Most of the Sidewalk astronomers are staying home, otherwise engaged, or
doing school or scouting events that aren't reliant on guaranteed
viewing tonight. We have been looking on Weather.com, or weather
underground and the forecast is cloud cover/poor transparent skies for
Pasadena and much of Southern California. Your eyes are the best
observing tool for lunar eclipses. So take a break from the football
games and check out the sky after 7:30p.m. that's when the first "bite"
will show. I like to sketch the moon, and one thing you could do is
draw some circles like the sketching example (on a sheet of paper
secured on a clipboard.) Fill in the amount of shadow you observe and
show the time you observe it below your sketch and draw or mark any
prominent features you see. I'll try to do the same at my scouting
Sketching example from Erika Rix publisshed in Astronomy Magazine:
Lunar features annotated
Here are times of key eclipse events:
before eclipse - note the features you see on the full moon
7:33 pm Moon enters the Earth’s inner shadow (first bite)
8:40 pm Totality begins (moon is covered in shadow)
9:12 pm Mid-eclipse
9:43 pm Totality ends (moon emerges from shadow)
10:51 pm Moon exits the earth's inner shadow
One or two astronomers may be on the corner of Myrtle and Lime from 7:30
- 8:30 or 9 tonight, to look for the moon through the expected clouds
and possibly aim binoculars if there are fleeting views. Don't make a
special trip, but if you are planning to walk around Monrovia tonight,
you may see an astronomer or two with binoculars, no promise of a
telescope. I don't think the astronomers will stay past the beginning
of totality at 8:40 p.m., so your best bet is to look up from your own
place if you can see the moon. Your eyes turn out to be the best
instrument for viewing lunar eclipses. I'm bringing binoculars and
wishful thinking to a girl scout event tonight.
From the Griffith Observatory announcement:
NOTE: The eclipse will be visible to the naked eye from anywhere in
southern California if skies are clear. You do not need a telescope.
It is safe to view a lunar eclipse without any eye protection.
Griffith Observatory has a warning about crowds, and traffic and lots of
great info here.

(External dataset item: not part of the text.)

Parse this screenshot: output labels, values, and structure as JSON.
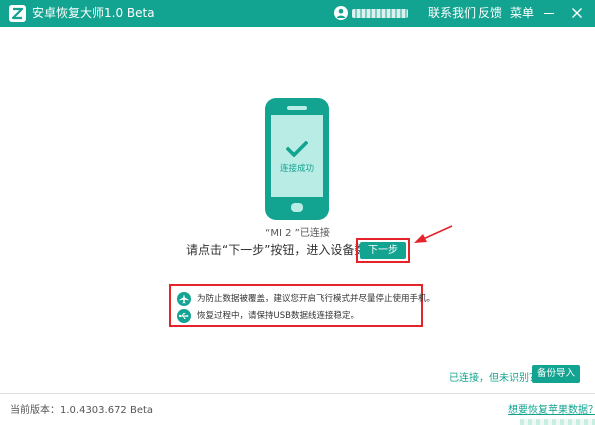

If you plan on going, be prepared to either go several
hours before 7:30 p.m. or go late, and park miles away & walk.
There are other cool astronomical events coming up so don't let the
clouds dampen your stargazing enthusiasm!
See you all soon!
Jane Houston Jones
Astronomer, music lover, storyteller
NASA's January What's Up has not been posted due to partial gov't shutdown, sorry, but I'm retired!
We've been carefully watching the forecast for a couple days before
posting a go or no-go sidewalk astronomy decision for tonight, January
12th. But I think Gary's morning forecast note "Now says rain all day
until 6pm instead of being done around lunch, I think that seals the
fate of this evening." sums it up. Once again weather wins over sidewalk
astronomy, and we are cancelling sidewalk astronomy tonight.
But next Sunday there is a total lunar eclipse you'll be able to see
from home, any cloud free part of the Americas. For those easily
confused between UTC (Universal Time) and your local time, the eclipse
begins at 9: 12 PST and the totality portion is between 8:41 p.m. and
9:43 p.m. More details here, and you can change the location if you
aren't local to us here in LA.
As the week progresses and we return from a month of travel, we'll post
some viewing spots.
That's all from Jacksonville FL, gotta board my flight home now! Jane
Jane Houston Jones, JPL Retiree
Astronomer, music lover, JPL retiree
My Final What's Up Astronomy podcast #138: Dec 2018
Jane’s finale. An awesome comet https://go.nasa.gov/2DUnUsg
All 138 What’s Ups since 2007: https://go.nasa.gov/2usaBaB